The Fleming Fund was established by the UK Government in response to the UK AMR Review, also known as the Jim O’Neill Review, published in 2016. The O’Neill review predicted that up to 10 million people per year could die worldwide from drug resistant infections by 2050 if action isn’t taken.
The Fleming Fund’s objectives align with recommendations set out in Chapter 3 of the Strategic Defence and Security Review 2015. This chapter specifically notes that “no single nation can act alone on such transnational threats” and identifies that countries and regions with weak health systems are especially vulnerable.
The Fleming Fund also helps to deliver the international objectives set out in the UK’s 20-year vision for antimicrobial resistance to 2030 and in the UK five-year action plan for AMR 2019-2024. Through both documents, the UK Government has confirmed its commitment to supporting global efforts to address AMR in order to protect the UK including building capacity in LMICs for stronger surveillance, access to new health technologies, stewardship and treatment protocols, and monitoring the quality of antimicrobial medicines.
The Government’s commitment to tackling AMR was reiterated in 2019 when it was identified as a priority area in the Conservative Party Manifesto. The centring of AMR as a policy priority in the UK has been driven by Professor Dame Sally Davies, the UK Special Envoy for AMR and the previous Chief Medical Officer for England.
Sir Alexander Fleming
The Fleming Fund is named after Sir Alexander Fleming, the scientist who discovered penicillin and contributed to the development of the world’s first antibiotic drug.
Fleming was born in Scotland in 1881 but moved to London at the age of 13 and later trained as a doctor.

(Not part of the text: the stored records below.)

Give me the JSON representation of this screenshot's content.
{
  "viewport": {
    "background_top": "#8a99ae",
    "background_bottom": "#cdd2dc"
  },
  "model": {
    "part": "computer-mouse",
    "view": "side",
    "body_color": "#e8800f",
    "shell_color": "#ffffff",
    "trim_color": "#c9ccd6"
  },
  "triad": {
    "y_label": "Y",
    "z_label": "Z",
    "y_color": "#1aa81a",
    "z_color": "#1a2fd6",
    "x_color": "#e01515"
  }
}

During World War I he worked as a battlefield doctor, returning to London after the war to study antibacterial substances. In 1928, he discovered penicillin after returning from a holiday to find mould (penicillium) growing on some of his bacterial culture plates. He was knighted for his discovery in 1944. He and his colleagues were later awarded the Nobel Prize in 1945.
Within his Nobel acceptance speech, Fleming warned that resistance to penicillin could easily develop if the drug was not used correctly.
But I would like to sound one note of warning… The time may come when penicillin can be bought by anyone in the shops. Then there is the danger that the ignorant man may easily underdose himself and by exposing his microbes to non-lethal quantities of the drug make them resistant.
Today the Fleming Fund is working to tackle the prevalence of antibiotic resistance which has grown in recent years as a result of misuse in humans, animals and agriculture.